Dataset rows for apps and sites
++++++++++++++++++++
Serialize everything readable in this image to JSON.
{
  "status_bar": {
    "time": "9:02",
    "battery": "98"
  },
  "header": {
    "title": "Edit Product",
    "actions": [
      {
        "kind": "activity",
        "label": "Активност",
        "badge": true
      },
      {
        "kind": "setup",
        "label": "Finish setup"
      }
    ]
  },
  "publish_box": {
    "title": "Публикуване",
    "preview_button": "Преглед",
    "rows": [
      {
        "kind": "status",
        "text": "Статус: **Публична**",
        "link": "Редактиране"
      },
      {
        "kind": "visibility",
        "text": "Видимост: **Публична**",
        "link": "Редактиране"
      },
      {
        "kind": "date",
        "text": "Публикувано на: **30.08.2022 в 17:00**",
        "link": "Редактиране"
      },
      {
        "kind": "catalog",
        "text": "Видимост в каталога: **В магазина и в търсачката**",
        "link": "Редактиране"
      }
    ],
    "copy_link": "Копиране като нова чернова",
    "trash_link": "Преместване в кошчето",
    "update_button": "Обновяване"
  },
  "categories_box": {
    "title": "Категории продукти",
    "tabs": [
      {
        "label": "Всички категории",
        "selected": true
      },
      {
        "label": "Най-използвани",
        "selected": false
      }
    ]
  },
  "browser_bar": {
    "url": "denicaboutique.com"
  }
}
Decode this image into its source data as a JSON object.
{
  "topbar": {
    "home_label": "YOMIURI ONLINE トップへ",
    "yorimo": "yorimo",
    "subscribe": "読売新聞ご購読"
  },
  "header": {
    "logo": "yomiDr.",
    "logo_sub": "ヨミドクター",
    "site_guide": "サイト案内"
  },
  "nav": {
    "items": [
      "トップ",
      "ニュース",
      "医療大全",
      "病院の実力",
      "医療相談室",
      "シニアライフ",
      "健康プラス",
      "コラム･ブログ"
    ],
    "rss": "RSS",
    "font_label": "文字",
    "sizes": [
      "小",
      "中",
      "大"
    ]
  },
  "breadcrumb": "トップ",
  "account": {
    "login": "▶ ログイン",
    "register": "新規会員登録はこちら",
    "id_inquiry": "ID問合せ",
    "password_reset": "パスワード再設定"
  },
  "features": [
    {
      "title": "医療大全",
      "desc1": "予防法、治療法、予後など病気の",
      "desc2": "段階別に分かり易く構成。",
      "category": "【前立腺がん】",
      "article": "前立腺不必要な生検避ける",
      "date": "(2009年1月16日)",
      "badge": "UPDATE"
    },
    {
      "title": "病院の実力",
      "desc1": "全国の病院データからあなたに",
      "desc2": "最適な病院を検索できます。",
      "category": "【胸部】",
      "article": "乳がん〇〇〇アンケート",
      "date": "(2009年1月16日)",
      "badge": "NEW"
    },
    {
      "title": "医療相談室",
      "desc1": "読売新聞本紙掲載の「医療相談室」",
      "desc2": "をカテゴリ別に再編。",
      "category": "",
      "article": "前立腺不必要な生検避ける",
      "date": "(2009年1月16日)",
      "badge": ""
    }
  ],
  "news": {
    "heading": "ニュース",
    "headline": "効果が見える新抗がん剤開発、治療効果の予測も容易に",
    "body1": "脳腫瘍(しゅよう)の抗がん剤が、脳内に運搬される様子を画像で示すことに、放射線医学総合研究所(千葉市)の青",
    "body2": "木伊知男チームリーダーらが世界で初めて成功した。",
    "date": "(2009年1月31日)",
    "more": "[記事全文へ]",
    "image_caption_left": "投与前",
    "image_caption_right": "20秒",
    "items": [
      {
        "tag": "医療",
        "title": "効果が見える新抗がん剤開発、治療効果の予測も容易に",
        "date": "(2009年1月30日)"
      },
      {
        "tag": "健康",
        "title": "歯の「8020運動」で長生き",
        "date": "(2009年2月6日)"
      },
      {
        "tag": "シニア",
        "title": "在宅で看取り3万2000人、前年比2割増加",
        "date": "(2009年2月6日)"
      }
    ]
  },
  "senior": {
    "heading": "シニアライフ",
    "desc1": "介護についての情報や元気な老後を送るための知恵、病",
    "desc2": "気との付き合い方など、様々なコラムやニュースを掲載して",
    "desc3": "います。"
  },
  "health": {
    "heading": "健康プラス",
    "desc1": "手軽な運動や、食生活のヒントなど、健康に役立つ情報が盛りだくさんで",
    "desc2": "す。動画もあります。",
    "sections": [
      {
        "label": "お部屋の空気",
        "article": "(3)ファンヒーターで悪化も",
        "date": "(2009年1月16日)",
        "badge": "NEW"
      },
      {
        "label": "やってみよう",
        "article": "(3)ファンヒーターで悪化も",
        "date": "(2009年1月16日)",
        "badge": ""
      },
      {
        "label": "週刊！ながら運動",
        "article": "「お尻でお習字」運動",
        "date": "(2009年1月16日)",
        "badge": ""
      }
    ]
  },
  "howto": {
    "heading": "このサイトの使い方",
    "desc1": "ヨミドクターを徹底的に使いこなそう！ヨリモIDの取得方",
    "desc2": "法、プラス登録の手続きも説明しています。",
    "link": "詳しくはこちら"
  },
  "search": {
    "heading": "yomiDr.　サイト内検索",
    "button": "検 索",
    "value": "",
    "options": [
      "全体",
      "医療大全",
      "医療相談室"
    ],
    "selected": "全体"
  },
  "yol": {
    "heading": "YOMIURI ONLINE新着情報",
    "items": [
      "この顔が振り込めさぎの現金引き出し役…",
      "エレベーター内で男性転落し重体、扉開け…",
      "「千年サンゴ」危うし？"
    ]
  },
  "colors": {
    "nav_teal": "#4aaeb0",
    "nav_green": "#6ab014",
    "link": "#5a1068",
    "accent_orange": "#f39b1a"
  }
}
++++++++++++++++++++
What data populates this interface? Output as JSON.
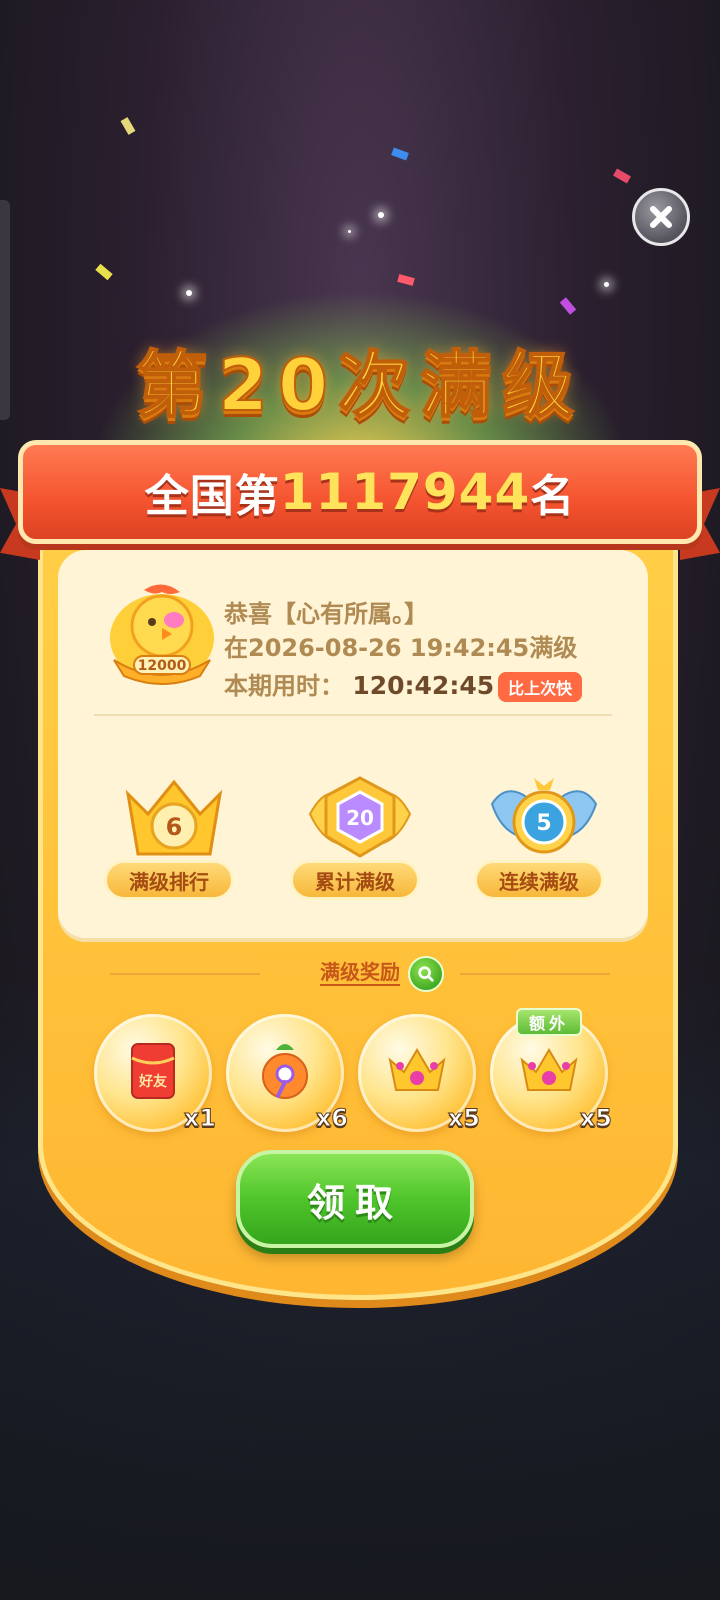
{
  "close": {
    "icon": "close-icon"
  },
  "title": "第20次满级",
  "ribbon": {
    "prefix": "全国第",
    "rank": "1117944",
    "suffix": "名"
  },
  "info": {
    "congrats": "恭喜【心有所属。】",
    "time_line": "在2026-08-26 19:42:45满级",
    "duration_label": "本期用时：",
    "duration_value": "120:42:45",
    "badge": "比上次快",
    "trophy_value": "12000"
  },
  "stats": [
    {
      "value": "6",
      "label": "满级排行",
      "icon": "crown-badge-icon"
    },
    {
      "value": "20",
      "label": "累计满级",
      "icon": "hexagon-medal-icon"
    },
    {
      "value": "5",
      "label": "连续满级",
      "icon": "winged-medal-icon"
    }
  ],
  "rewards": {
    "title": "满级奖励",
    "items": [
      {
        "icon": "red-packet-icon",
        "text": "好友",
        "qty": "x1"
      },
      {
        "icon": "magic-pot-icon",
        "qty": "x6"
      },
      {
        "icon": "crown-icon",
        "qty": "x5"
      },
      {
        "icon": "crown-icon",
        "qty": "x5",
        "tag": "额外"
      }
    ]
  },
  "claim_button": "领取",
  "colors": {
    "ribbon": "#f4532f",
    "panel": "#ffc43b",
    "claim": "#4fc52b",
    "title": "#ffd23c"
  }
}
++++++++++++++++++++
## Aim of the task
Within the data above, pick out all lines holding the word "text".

## Task response
        "text": "Статус: **Публична**",
        "text": "Видимост: **Публична**",
        "text": "Публикувано на: **30.08.2022 в 17:00**",
        "text": "Видимост в каталога: **В магазина и в търсачката**",
        "text": "好友",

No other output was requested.